Commissioner Johnston reported that he participated in the Economic Alliance of Snohomish County (EASC) Coffee Chat regarding Sound Transit’s extension of light rail throughout the County. There have been some lively discussions about where the routing and stations should be, and decisions are still being made. Once it is completed in the next six to twelve years, it will be a real boon for the county. He expects a doubling of population in the Lynnwood area over the next 10 years.
Commissioner Orvis said he also attended the EASC Coffee Chat, and he was glad that someone is finally saying that Sound Transit isn’t just for people in Seattle. The goal is to make southwest Everett a major industrial area, including aerospace. They reiterated that Paine Field generates more revenue than SeaTac due to the industrial facilities that are present in the area. The plans appear to finally include a Boeing stop, recognizing it would be foolish to not provide light rail to the industrial area. Transit-oriented development is moving forward in Lynnwood in anticipation of the future light-rail opportunity.

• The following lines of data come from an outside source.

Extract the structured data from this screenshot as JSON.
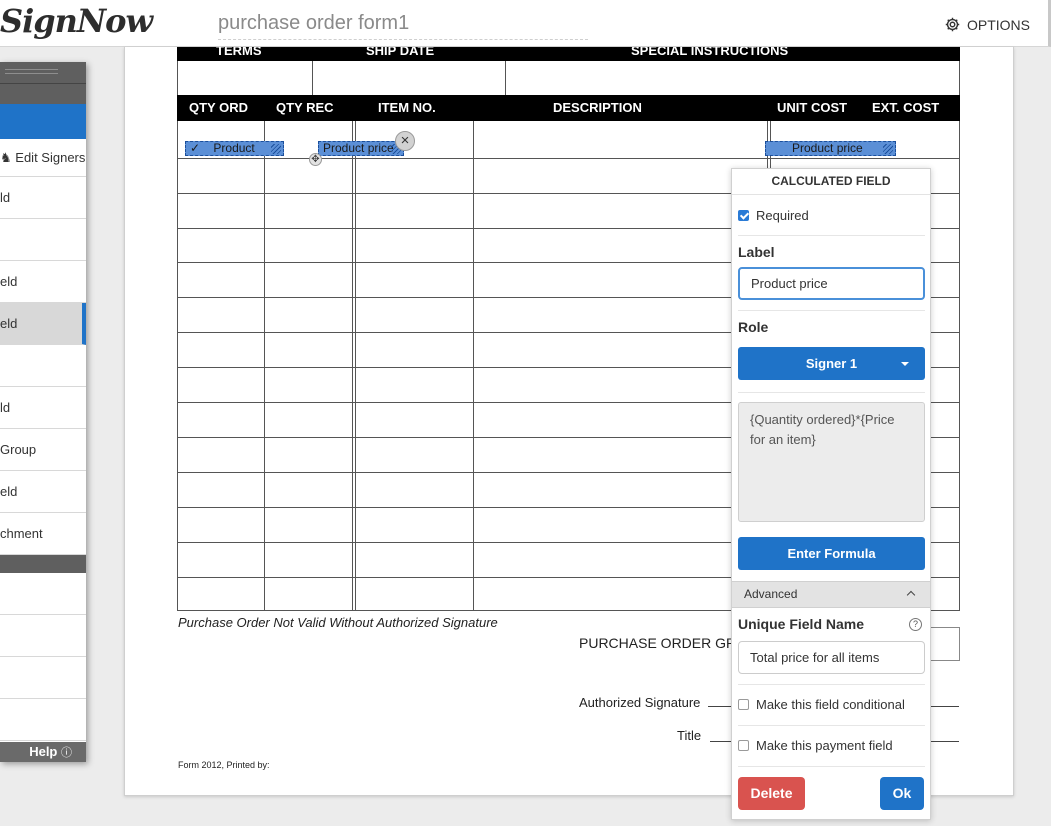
{
  "app": {
    "logo": "SignNow",
    "document_title": "purchase order form1",
    "options_label": "OPTIONS"
  },
  "document": {
    "top_headers": [
      "TERMS",
      "SHIP DATE",
      "SPECIAL INSTRUCTIONS"
    ],
    "table_headers": [
      "QTY ORD",
      "QTY REC",
      "ITEM NO.",
      "DESCRIPTION",
      "UNIT COST",
      "EXT. COST"
    ],
    "fields": {
      "field1": "Product",
      "field1_check": "✓",
      "field2": "Product price",
      "field3": "Product price"
    },
    "footer_note": "Purchase Order Not Valid Without Authorized Signature",
    "grand_total_label": "PURCHASE ORDER GRA",
    "authorized_signature_label": "Authorized Signature",
    "title_label": "Title",
    "form_printed": "Form 2012, Printed by:"
  },
  "sidebar": {
    "items": [
      "Edit Signers",
      "ld",
      "",
      "eld",
      "eld",
      "",
      "ld",
      "Group",
      "eld",
      "chment"
    ],
    "lower_items": [
      "",
      "",
      "",
      ""
    ],
    "help_label": "Help",
    "active_index": 4
  },
  "panel": {
    "title": "CALCULATED FIELD",
    "required_label": "Required",
    "required_checked": true,
    "label_heading": "Label",
    "label_value": "Product price",
    "role_heading": "Role",
    "role_value": "Signer 1",
    "formula_text": "{Quantity ordered}*{Price for an item}",
    "enter_formula_label": "Enter Formula",
    "advanced_label": "Advanced",
    "unique_name_heading": "Unique Field Name",
    "unique_name_value": "Total price for all items",
    "conditional_label": "Make this field conditional",
    "payment_label": "Make this payment field",
    "delete_label": "Delete",
    "ok_label": "Ok"
  },
  "colors": {
    "accent": "#1f73c8",
    "danger": "#d9534f",
    "field_chip": "#5b8fd6"
  }
}
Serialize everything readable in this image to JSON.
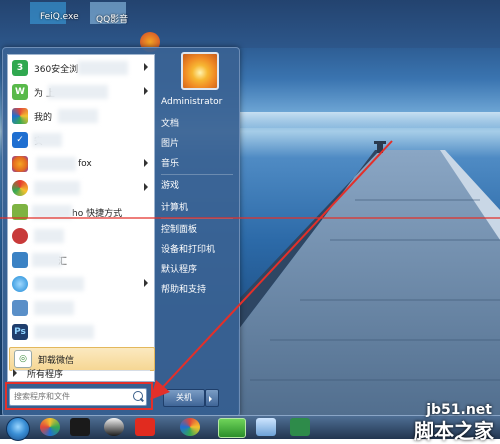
{
  "desktop": {
    "top_icons": [
      {
        "label": "FeiQ.exe",
        "color": "#3aa0e0"
      },
      {
        "label": "QQ影音",
        "color": "#8fc1e8"
      }
    ]
  },
  "start_menu": {
    "programs": [
      {
        "label": "360安全浏",
        "icon": "360-safe-icon",
        "color": "#2fa84f",
        "arrow": true
      },
      {
        "label": "为 上",
        "icon": "wechat-icon",
        "color": "#58b94a",
        "arrow": true
      },
      {
        "label": "我的",
        "icon": "browser-icon",
        "color": "#e0473a",
        "arrow": false
      },
      {
        "label": "安",
        "icon": "shield-icon",
        "color": "#1f6fd1",
        "arrow": false
      },
      {
        "label": "fox",
        "icon": "firefox-icon",
        "color": "#e36a1e",
        "arrow": true
      },
      {
        "label": "",
        "icon": "chrome-icon",
        "color": "#e5392f",
        "arrow": true
      },
      {
        "label": "ho 快捷方式",
        "icon": "app-icon",
        "color": "#7db342",
        "arrow": false
      },
      {
        "label": "",
        "icon": "game-icon",
        "color": "#c83a3a",
        "arrow": false
      },
      {
        "label": "汇",
        "icon": "tool-icon",
        "color": "#3b82c4",
        "arrow": false
      },
      {
        "label": "",
        "icon": "media-icon",
        "color": "#1e8ad6",
        "arrow": true
      },
      {
        "label": "",
        "icon": "document-icon",
        "color": "#5a8fc8",
        "arrow": false
      },
      {
        "label": "",
        "icon": "photoshop-icon",
        "color": "#1f3e6d",
        "arrow": false
      }
    ],
    "highlighted": {
      "label": "卸载微信",
      "icon": "uninstall-icon"
    },
    "all_programs_label": "所有程序",
    "search": {
      "placeholder": "搜索程序和文件"
    },
    "user": {
      "name": "Administrator"
    },
    "right_items": [
      {
        "label": "文档",
        "name": "documents"
      },
      {
        "label": "图片",
        "name": "pictures"
      },
      {
        "label": "音乐",
        "name": "music"
      },
      {
        "label": "游戏",
        "name": "games"
      },
      {
        "label": "计算机",
        "name": "computer"
      },
      {
        "label": "控制面板",
        "name": "control-panel"
      },
      {
        "label": "设备和打印机",
        "name": "devices-printers"
      },
      {
        "label": "默认程序",
        "name": "default-programs"
      },
      {
        "label": "帮助和支持",
        "name": "help-support"
      }
    ],
    "shutdown_label": "关机"
  },
  "taskbar": {
    "icons": [
      "start-orb",
      "paint-icon",
      "media-player-icon",
      "qq-icon",
      "toolbox-icon",
      "browser-icon",
      "ie-icon",
      "explorer-icon",
      "excel-icon"
    ]
  },
  "watermark": {
    "domain": "jb51.net",
    "cn": "脚本之家"
  }
}
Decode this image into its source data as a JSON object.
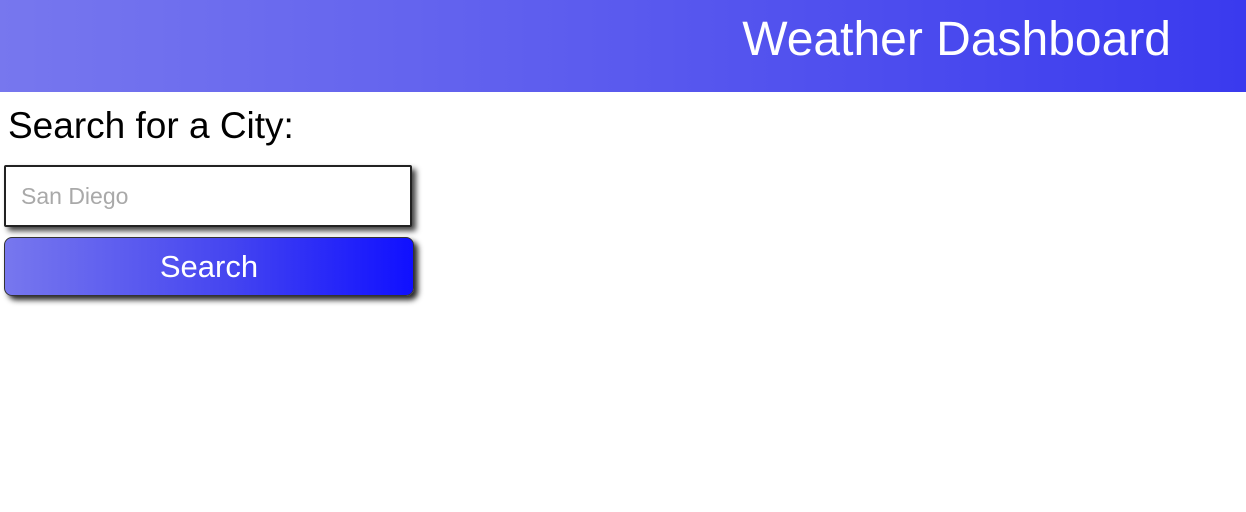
{
  "header": {
    "title": "Weather Dashboard"
  },
  "search": {
    "heading": "Search for a City:",
    "input_placeholder": "San Diego",
    "input_value": "",
    "button_label": "Search"
  },
  "colors": {
    "header_gradient_start": "#7777ee",
    "header_gradient_end": "#3a3aee",
    "button_gradient_start": "#7777ee",
    "button_gradient_end": "#1010ff",
    "text_light": "#ffffff"
  }
}
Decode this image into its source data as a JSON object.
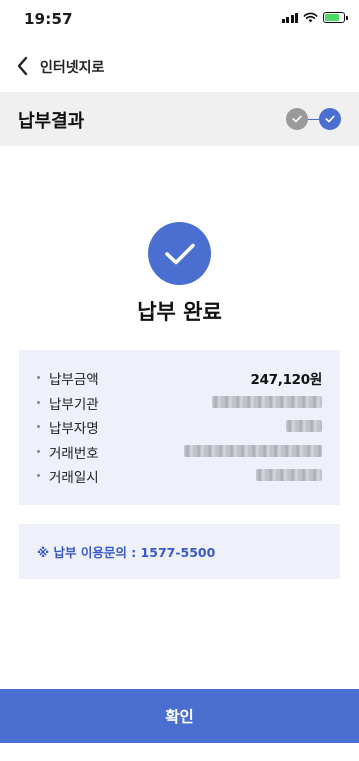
{
  "status_bar": {
    "time": "19:57"
  },
  "nav": {
    "title": "인터넷지로"
  },
  "step_header": {
    "title": "납부결과"
  },
  "result": {
    "title": "납부 완료"
  },
  "details": [
    {
      "label": "납부금액",
      "value": "247,120원",
      "masked": false
    },
    {
      "label": "납부기관",
      "value": "",
      "masked": true
    },
    {
      "label": "납부자명",
      "value": "",
      "masked": true
    },
    {
      "label": "거래번호",
      "value": "",
      "masked": true
    },
    {
      "label": "거래일시",
      "value": "",
      "masked": true
    }
  ],
  "inquiry": {
    "text": "※ 납부 이용문의 : 1577-5500"
  },
  "confirm_button": {
    "label": "확인"
  },
  "colors": {
    "accent": "#4a6fd1",
    "card_bg": "#eef0fa",
    "step_done": "#9a9a9a"
  }
}
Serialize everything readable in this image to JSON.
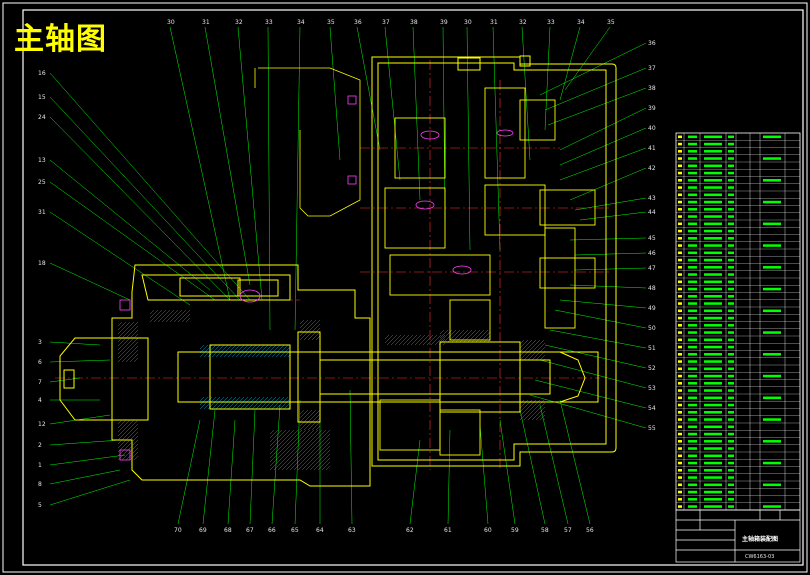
{
  "title": "主轴图",
  "colors": {
    "background": "#000000",
    "frame": "#ffffff",
    "outline": "#ffff00",
    "leader": "#00ff00",
    "centerline": "#ff3030",
    "hatch": "#00c8ff",
    "bolt": "#ff40ff",
    "title_text": "#ffff00"
  },
  "balloons": {
    "top": [
      "30",
      "31",
      "32",
      "33",
      "34",
      "35",
      "36",
      "37",
      "38",
      "39",
      "30",
      "31",
      "32",
      "33",
      "34",
      "35"
    ],
    "left": [
      "16",
      "15",
      "24",
      "13",
      "25",
      "31",
      "18",
      "3",
      "6",
      "7",
      "4",
      "12",
      "2",
      "1",
      "8",
      "5"
    ],
    "right": [
      "36",
      "37",
      "38",
      "39",
      "40",
      "41",
      "42",
      "43",
      "44",
      "45",
      "46",
      "47",
      "48",
      "49",
      "50",
      "51",
      "52",
      "53",
      "54",
      "55"
    ],
    "bottom": [
      "70",
      "69",
      "68",
      "67",
      "66",
      "65",
      "64",
      "63",
      "62",
      "61",
      "60",
      "59",
      "58",
      "57",
      "56"
    ]
  },
  "title_block": {
    "name": "主轴箱装配图",
    "code": "CW6163-03"
  }
}
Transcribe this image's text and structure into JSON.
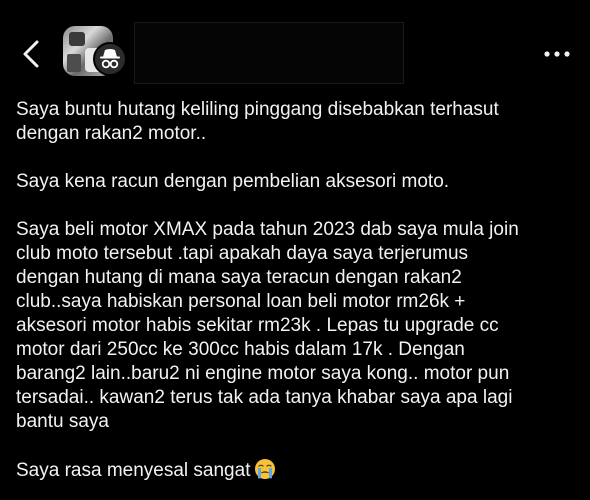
{
  "header": {
    "back_icon": "chevron-left-icon",
    "avatar_icon": "anonymous-incognito-icon",
    "more_icon": "more-horizontal-icon"
  },
  "post": {
    "paragraphs": [
      "Saya buntu hutang keliling pinggang disebabkan terhasut\ndengan rakan2 motor..",
      "Saya kena racun dengan pembelian aksesori moto.",
      "Saya beli motor XMAX pada tahun 2023 dab saya mula join\nclub moto tersebut .tapi apakah daya saya terjerumus\ndengan hutang di mana saya teracun dengan rakan2\nclub..saya habiskan personal loan beli motor rm26k +\naksesori motor habis sekitar rm23k . Lepas tu upgrade cc\nmotor dari 250cc ke 300cc habis dalam 17k . Dengan\nbarang2 lain..baru2 ni engine motor saya kong.. motor pun\ntersadai.. kawan2 terus tak ada tanya khabar saya apa lagi\nbantu saya",
      "Saya rasa menyesal sangat"
    ],
    "closing_emoji": "crying-face-emoji"
  },
  "colors": {
    "background": "#000000",
    "text": "#f2f2f2",
    "badge": "#2b2b2b",
    "emoji_yellow": "#f7c23a",
    "emoji_tears": "#5aa9e6"
  }
}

Commissioner Grant asked if Sound Transit addressed the diminished ridership during the pandemic. Perhaps the deviation with Boeing is a recognition that traffic patterns are changing. Commissioner Orvis concurred. He said Sound Transit is trying to develop traffic patterns and make areas more walkable as they build. He noted that Link Light Rail was designed to move people into Seattle, but people aren’t going into Seattle like they used to. No one talked about the free ride even though lack of funding is slowing the project down.
Commissioner Grant reported that he attended the last Woodway Town Council meeting where they passed their 2023 budget, and he has been working hard to review the proposed City of Edmonds Budget. This week, Council Members have 756 pages to read through to prepare for their next meeting discussion. He provided information to Mr. McChesney regarding some potential crosswalk improvements.
Commissioner Grant said he spoke with the Interim Executive Director of the Washington Public Port Association (WPPA) regarding cybersecurity. They are progressing in helping them, and they have been getting some help from the state and federal governments. He has found that people want to help when you talk about 75 ports in the state because they never knew there were so many.
Commissioner Grant referred to the recent election, noting that it appears the Senate will be held by the democrats. This will be important to infrastructure because it means their local senator will remain the chair person. Even if the republicans win the house, it will be so close that it will be very hard to manage. Representative Larsen would be the minority on those committees, but they tend to work very well bipartisan. As congress slowly gets started in early 2023, they will start working on different grants.
Commissioner Preston said he also attended the EASC Coffee Chat regarding Sound Transit 3 where it was emphasized that, as currently proposed, the train would not stop at the Paine Field terminal. However, that may change going forward.
Commissioner Preston said he also attended the Edmonds Downtown Alliance (ED) and Downtown Edmonds Merchants Association (DEMA) meeting. Most are paying the assessment, but some people who are not really benefiting from the group’s work are still refusing to pay. He expressed his belief that they need to reconsider their approach and think of other ways to work with businesses that don’t have walk-in customers.
Commissioner Preston said he attended a Washington Policy Center meeting where Todd Myers, their environmental guru was the presenter. He wrote a book called “Time to Think Small: How Nimble Environmental Technologies Can Solve the Planet’s Biggest Problems.” He plans to read the book and finds it very encouraging on the little things that can make big differences instead of big government making big changes and then being reluctant to alter direction as needed.
The Commission meeting was adjourned at 7:41 p.m.
Port Commission Secretary